● **What you should do**: Look through the records that follow. Copy every line containing the word "Reference".
========================
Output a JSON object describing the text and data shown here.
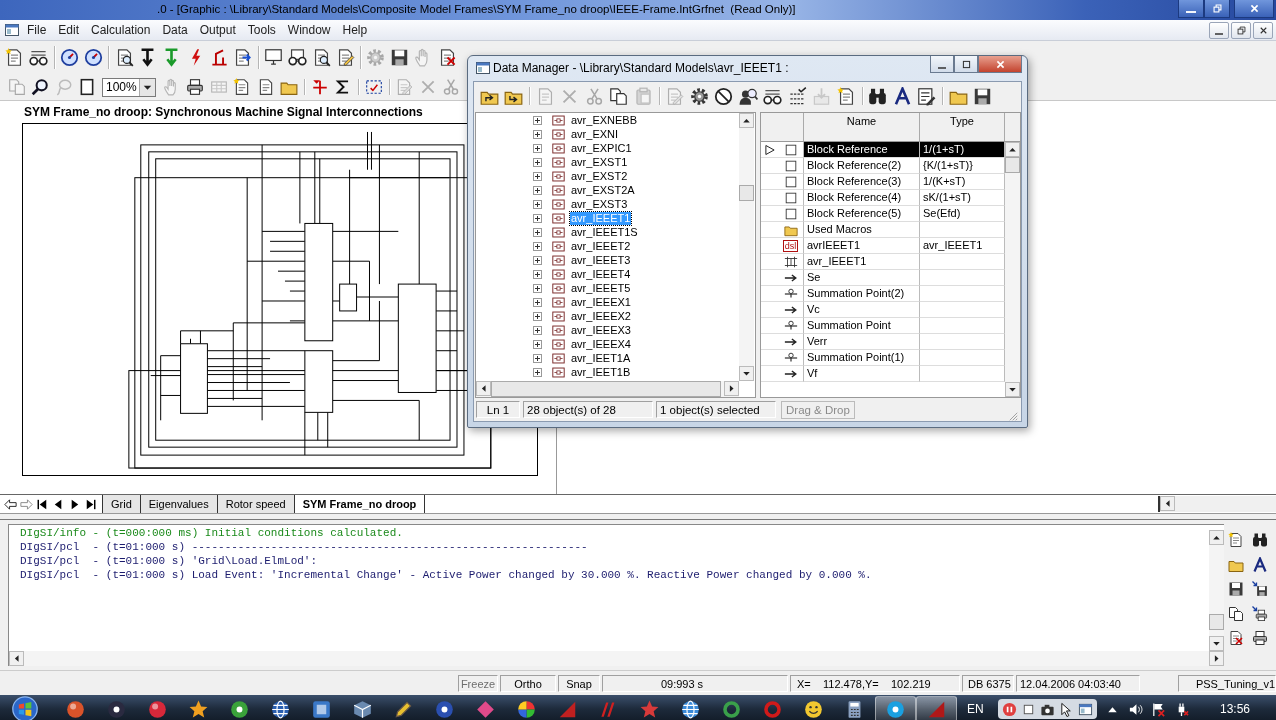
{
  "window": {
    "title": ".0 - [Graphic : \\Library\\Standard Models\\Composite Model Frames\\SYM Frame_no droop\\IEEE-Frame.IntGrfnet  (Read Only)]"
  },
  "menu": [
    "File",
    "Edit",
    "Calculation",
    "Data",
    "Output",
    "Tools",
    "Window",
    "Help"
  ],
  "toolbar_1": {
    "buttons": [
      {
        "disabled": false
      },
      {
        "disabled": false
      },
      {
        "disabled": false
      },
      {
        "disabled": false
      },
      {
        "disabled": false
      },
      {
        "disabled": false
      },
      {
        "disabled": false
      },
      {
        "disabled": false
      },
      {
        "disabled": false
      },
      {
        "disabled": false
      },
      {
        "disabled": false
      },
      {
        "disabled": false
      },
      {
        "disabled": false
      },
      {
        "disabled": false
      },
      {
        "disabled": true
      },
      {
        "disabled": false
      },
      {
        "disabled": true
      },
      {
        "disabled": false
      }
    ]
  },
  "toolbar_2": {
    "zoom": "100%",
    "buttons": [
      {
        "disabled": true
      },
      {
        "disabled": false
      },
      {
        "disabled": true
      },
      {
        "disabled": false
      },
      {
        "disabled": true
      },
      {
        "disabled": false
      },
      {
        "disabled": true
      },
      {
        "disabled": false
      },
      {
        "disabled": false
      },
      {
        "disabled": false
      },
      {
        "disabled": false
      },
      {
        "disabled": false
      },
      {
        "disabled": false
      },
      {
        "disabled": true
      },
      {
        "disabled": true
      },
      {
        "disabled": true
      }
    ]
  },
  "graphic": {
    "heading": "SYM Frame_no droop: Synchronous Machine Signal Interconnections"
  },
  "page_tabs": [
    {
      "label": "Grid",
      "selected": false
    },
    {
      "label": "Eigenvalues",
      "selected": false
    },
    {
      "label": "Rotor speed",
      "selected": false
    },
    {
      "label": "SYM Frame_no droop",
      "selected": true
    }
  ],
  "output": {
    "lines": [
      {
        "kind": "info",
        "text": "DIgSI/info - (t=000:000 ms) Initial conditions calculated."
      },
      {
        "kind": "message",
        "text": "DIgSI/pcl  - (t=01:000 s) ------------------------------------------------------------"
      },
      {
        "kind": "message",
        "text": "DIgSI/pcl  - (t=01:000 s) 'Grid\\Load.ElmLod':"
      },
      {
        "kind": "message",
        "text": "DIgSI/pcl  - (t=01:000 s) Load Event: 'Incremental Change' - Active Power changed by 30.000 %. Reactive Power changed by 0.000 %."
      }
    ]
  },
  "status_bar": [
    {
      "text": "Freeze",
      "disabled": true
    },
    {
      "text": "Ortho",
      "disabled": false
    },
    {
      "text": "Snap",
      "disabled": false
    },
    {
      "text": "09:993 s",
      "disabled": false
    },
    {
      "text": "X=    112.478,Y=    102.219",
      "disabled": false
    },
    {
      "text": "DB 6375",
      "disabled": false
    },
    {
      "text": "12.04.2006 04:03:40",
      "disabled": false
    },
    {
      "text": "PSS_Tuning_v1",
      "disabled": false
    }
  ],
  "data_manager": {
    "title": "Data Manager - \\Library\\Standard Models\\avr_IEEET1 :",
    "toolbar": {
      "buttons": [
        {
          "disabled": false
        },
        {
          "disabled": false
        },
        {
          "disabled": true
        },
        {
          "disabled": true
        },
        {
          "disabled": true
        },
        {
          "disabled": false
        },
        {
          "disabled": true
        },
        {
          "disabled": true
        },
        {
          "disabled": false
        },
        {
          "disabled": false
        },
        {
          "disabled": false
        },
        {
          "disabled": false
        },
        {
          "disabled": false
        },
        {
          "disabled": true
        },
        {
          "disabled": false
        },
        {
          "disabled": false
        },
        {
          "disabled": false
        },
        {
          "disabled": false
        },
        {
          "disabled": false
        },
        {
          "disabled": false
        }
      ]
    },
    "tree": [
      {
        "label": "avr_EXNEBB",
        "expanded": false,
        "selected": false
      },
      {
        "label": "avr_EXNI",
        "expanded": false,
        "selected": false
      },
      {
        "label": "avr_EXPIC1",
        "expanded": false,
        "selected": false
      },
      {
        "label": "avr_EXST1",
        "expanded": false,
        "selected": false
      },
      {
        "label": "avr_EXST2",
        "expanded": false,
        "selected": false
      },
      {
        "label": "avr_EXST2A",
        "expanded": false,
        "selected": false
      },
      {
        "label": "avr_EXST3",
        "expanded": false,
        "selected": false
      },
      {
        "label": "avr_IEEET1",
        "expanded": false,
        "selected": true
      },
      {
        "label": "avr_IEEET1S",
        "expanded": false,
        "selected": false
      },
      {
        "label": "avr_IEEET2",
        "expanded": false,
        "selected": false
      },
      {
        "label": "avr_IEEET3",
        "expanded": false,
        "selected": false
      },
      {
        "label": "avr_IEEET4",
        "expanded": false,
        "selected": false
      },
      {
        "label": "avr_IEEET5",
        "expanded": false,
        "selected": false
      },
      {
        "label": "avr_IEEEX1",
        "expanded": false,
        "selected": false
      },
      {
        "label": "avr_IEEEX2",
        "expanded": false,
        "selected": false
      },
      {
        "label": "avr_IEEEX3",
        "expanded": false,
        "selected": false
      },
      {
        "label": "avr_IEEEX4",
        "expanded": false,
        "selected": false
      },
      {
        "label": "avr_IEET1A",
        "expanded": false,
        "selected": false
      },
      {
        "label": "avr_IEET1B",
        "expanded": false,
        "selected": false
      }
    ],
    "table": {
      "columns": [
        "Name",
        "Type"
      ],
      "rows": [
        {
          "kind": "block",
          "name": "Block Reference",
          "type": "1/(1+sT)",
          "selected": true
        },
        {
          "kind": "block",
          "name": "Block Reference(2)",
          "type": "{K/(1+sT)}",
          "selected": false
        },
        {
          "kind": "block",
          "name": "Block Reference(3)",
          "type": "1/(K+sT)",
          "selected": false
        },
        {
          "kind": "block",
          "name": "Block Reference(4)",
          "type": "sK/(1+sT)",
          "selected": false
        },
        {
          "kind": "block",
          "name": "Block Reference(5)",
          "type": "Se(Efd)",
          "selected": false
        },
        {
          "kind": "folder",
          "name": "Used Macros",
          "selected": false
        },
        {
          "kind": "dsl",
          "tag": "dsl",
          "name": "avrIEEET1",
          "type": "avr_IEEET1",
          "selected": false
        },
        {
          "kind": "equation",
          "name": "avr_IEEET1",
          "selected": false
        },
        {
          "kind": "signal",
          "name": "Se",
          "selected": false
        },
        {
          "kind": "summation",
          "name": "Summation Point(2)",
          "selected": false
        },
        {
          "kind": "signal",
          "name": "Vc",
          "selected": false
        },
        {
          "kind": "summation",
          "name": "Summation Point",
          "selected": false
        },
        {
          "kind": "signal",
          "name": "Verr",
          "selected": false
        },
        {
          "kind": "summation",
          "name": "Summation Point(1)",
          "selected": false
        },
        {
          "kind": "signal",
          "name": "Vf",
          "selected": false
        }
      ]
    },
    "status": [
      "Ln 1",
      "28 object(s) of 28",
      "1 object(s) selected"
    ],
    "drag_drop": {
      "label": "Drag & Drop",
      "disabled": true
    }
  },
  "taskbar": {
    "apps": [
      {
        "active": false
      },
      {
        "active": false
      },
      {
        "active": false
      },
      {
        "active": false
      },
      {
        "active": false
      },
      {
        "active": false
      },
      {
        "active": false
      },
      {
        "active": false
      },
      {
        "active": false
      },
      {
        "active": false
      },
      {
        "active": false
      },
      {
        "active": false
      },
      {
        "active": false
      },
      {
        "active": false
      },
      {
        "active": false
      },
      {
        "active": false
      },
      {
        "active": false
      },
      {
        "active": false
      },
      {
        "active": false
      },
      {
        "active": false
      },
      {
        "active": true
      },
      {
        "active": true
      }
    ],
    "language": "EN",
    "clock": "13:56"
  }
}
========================
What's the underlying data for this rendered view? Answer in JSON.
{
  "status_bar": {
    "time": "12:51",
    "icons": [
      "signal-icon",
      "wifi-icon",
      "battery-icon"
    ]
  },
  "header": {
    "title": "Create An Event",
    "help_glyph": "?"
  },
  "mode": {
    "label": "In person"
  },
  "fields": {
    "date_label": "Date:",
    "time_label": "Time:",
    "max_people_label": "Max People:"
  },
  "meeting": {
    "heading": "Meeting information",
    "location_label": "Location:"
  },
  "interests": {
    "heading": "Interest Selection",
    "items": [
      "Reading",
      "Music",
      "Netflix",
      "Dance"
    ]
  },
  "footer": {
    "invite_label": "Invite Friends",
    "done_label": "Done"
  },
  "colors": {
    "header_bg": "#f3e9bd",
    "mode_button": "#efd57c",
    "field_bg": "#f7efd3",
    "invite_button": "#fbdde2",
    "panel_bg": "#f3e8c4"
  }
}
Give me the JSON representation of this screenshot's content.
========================
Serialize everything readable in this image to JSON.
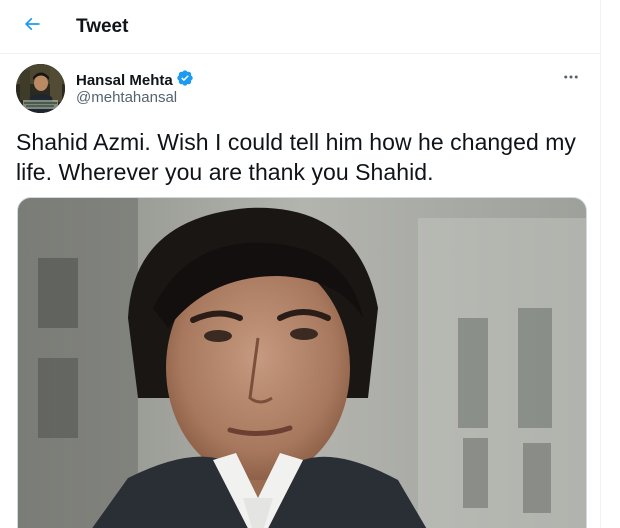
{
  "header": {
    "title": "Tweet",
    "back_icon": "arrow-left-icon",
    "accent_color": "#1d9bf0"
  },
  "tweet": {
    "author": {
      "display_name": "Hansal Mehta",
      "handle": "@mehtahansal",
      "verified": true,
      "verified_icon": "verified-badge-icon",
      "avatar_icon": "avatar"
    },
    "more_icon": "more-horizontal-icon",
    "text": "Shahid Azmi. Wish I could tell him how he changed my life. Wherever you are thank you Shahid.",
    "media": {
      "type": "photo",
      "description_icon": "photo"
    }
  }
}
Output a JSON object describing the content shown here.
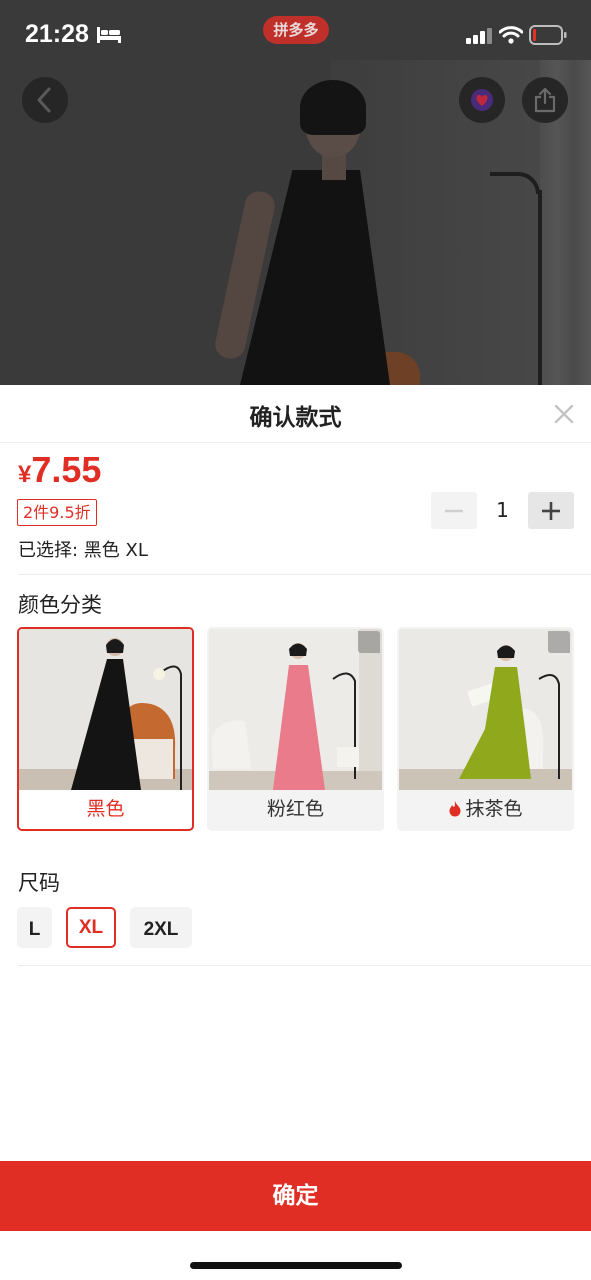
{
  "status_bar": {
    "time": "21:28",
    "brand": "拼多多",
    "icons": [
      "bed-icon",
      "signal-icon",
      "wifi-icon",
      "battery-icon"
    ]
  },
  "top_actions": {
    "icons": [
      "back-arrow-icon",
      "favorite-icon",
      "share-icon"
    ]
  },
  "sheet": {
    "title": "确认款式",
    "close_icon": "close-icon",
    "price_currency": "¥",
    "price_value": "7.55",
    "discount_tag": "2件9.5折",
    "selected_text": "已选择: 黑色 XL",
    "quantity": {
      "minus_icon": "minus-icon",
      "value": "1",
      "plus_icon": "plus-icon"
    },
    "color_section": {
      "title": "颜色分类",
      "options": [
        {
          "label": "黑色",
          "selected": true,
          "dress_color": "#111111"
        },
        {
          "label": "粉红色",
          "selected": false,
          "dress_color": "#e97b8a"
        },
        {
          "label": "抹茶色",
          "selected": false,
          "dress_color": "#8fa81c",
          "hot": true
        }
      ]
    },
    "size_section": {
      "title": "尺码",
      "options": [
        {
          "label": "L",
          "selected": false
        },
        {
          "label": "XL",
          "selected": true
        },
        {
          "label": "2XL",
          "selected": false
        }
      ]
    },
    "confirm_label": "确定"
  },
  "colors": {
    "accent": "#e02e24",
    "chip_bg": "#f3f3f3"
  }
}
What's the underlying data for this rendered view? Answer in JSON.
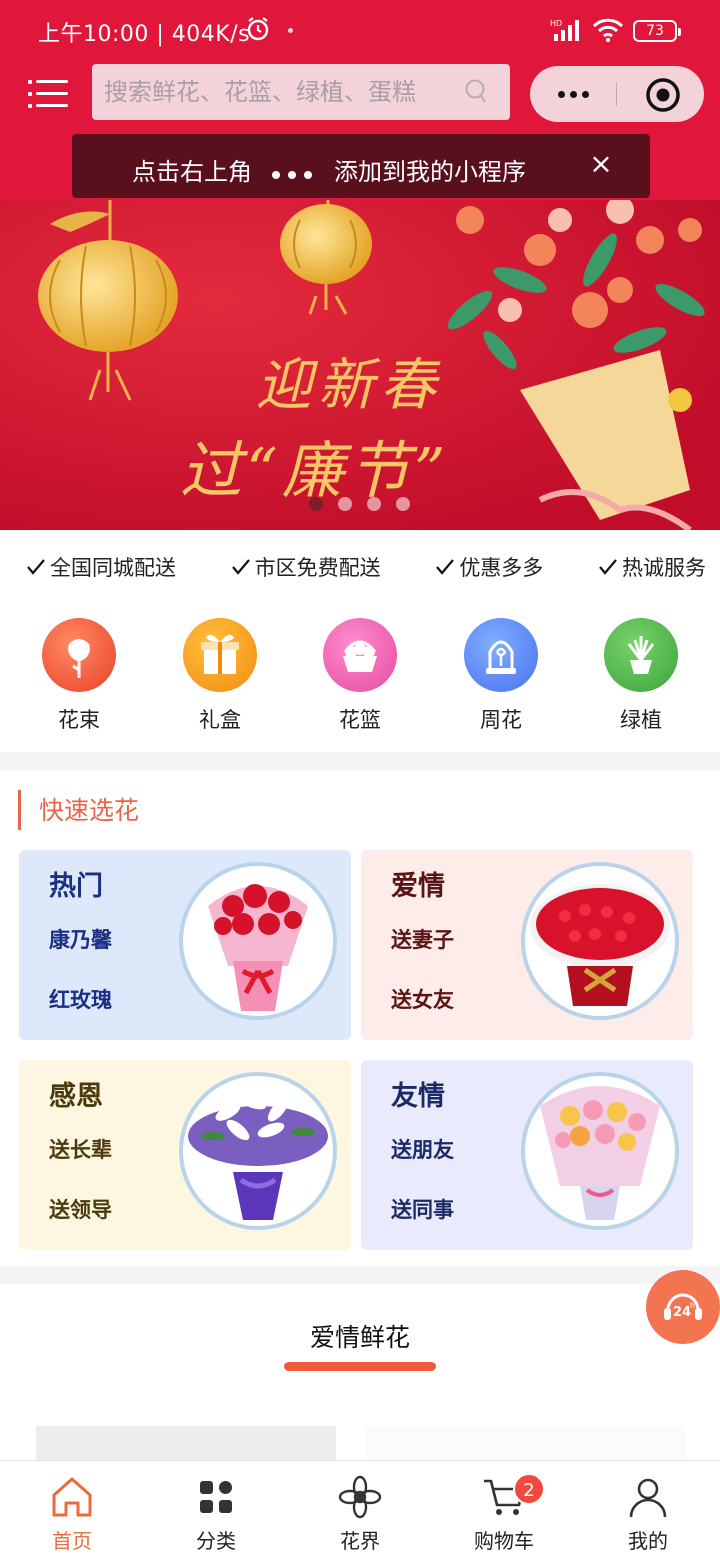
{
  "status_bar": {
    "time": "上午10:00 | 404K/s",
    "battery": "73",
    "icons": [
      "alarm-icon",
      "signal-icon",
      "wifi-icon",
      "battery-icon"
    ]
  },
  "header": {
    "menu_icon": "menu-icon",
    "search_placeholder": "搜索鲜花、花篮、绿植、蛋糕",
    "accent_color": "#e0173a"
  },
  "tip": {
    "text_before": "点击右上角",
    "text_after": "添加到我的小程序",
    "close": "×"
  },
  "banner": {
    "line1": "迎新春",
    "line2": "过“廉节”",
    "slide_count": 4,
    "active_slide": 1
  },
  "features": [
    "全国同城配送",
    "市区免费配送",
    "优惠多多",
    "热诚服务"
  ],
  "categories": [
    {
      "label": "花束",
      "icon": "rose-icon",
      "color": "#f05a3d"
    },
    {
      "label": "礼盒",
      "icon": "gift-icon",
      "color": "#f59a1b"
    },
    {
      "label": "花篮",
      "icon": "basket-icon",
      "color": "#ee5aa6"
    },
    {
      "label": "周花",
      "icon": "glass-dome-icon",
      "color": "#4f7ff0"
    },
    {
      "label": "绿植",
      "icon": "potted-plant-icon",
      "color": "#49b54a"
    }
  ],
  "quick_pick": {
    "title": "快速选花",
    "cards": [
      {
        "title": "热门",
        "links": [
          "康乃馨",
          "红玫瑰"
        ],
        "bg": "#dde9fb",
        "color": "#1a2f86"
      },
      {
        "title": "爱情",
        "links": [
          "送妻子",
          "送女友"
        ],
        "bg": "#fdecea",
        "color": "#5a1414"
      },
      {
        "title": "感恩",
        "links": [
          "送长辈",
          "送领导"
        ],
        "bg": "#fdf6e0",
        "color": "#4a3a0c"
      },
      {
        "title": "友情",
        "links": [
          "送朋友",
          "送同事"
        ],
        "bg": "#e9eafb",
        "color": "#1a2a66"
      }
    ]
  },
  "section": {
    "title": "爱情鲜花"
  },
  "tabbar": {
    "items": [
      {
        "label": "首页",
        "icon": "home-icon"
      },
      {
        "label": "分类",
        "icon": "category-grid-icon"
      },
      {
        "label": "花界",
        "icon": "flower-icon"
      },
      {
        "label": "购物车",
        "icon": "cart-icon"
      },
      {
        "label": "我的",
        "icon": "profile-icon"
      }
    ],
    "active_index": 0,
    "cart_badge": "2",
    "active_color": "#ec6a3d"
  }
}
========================
● **Written reply**:
          "name": "Block Reference",
          "name": "Block Reference(2)",
          "name": "Block Reference(3)",
          "name": "Block Reference(4)",
          "name": "Block Reference(5)",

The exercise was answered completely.